WHAT IS BEING ASKED:
"screenshot" is the word to look for; copy each line of the listing where it occurs.

RECORDS SHOWN:
▽
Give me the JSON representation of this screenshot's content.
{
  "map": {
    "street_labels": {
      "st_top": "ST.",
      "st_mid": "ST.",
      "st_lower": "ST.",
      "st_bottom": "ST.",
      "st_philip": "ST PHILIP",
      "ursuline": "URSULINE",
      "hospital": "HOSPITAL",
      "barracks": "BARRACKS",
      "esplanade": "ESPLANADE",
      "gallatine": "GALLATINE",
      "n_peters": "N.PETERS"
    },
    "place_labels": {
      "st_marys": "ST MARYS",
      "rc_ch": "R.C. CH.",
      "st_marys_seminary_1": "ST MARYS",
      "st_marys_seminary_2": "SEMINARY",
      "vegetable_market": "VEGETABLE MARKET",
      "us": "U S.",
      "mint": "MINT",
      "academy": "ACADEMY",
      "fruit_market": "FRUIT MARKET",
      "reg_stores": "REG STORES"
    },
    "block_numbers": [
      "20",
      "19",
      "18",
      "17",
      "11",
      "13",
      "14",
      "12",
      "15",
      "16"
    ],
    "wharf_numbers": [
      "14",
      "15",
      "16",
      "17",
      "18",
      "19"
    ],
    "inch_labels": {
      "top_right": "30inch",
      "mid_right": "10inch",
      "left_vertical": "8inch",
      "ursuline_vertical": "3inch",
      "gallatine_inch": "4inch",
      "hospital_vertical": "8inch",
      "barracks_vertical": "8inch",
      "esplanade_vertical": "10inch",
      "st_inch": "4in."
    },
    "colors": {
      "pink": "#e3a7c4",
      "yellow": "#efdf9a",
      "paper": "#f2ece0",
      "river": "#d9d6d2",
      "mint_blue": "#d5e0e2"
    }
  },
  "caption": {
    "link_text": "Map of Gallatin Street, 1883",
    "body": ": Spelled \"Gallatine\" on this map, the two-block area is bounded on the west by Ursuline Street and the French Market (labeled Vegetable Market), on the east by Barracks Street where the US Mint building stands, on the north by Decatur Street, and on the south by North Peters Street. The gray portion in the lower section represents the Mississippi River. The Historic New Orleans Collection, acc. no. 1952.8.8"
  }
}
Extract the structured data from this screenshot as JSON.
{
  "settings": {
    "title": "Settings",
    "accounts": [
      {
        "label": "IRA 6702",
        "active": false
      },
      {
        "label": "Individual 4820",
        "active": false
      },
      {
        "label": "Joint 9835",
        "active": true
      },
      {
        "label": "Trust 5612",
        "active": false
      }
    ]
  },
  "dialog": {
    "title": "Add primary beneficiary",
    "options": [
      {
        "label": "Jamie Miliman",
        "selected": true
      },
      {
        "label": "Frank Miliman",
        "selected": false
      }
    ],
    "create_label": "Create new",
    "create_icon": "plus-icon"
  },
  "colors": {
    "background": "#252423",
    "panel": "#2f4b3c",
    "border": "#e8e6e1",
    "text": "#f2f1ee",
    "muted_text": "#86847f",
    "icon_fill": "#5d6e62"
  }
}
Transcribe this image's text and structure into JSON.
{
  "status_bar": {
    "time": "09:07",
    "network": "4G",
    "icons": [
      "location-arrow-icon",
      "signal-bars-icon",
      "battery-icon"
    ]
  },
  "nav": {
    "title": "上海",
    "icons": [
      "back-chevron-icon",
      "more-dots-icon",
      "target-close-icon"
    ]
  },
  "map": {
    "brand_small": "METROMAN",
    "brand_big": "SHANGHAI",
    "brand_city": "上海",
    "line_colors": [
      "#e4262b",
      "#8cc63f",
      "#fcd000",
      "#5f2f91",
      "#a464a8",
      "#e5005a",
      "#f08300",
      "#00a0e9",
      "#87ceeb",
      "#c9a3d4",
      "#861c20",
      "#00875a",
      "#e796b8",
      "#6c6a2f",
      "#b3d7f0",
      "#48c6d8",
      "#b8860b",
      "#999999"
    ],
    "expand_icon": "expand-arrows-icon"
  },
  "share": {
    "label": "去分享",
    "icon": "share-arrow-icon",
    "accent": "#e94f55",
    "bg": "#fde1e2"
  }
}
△
ANSWER SECTION:
Give me the JSON representation of this screenshot's content.
Extract the structured data from this screenshot as JSON.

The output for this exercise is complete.